Critics of those who advocate the criticism and management of science by use of external, social criteria often trot out the horror stories of Nazi race science and Stalinist, Lysenkoist genetics. Indeed, these historical examples of politicized science are what in large part motivated Merton's idealized version of the norms of science and his retreat from the more historical and social analysis of science of his earliest work. In reply to the challenge based on Nazi and Stalinist genetics, defenders of the political evaluation of science note that contemporary science is driven and directed largely by considerations of real or imagined military application (in the case of mid-twentieth century physics) or by corporate profit (the latter as currently most obvious in biomedical and pharmaceutical research). However, the dangers and distortions of science are manifest in such relatively benign external directives to science as those of Nixon's "war on cancer." Moreover, the difficulties and risks of this sort of social evaluation of the direction of science are present in Fuller's own unfortunate choice of an area of political and legal intervention by the social epistemologist in his defense of the Intelligent Design movement. Here, I think Fuller's lack of involvement with hands-on practice of science is a detriment.

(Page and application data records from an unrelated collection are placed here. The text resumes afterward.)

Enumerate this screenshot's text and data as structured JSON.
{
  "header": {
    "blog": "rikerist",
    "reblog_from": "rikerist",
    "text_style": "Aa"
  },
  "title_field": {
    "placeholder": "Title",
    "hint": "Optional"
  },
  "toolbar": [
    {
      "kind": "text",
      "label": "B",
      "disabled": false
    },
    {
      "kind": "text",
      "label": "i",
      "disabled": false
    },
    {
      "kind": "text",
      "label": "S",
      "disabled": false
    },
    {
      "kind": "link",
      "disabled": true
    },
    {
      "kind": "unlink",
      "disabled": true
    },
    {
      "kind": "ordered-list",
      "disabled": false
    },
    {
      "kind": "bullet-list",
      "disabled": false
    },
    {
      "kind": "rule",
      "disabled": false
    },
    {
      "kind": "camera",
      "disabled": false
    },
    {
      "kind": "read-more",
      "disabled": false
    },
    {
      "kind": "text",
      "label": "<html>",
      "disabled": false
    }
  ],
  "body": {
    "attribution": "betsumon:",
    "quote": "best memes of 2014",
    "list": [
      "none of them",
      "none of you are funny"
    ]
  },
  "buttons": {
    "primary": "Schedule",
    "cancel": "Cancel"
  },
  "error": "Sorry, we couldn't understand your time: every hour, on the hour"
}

Fuller's approach in this area reminds me of Jeremy Rifkin who (although largely self taught and far less scholarly than Fuller) similarly combines in his book Algeny a quite good popularization of views of Robert Young, Silvain Schweber, and others on the social and economic context of Darwin's creation of natural selection in one chapter with a grossly uncritical acceptance of creationist claims in another.

There are plenty of "populist" and disparaged movements of "alternative science" that Fuller might have defended without uncritically allying himself with such politically authoritarian (theocratic) and socially regressive forces. These include everything from Bohmian mechanics to purported herbal remedies that are not funded for scientific evaluation because of lack of profits for big pharmaceutical companies even to Duesberg's denial that HIV causes AIDS (which is at least based on his genuine expertise and data in the relevant area of retroviruses, despite its unsavory supporters among South African AIDS deniers). It is unfortunate that Fuller made the choice that he did.

However, just as the ideals of the 1930s Marxists (J. D. Bernal, J. B. S. Haldane, et al.) of public education and participation in science as well as emphasis on broad social utility of science for the vast majority of the population are laudable ones, and are not ipso facto discredited by the later debacle of Lysenkoism, so Fuller's normative directives for evaluation of scientific projects in terms of public interest and utility will not be refuted by his political misstep of aligning with the Intelligent Design movement. However, the alliance will unfortunately be easily used by many defenders of the scientific status quo to discredit the admirable civic republican ideal of science that Fuller presents.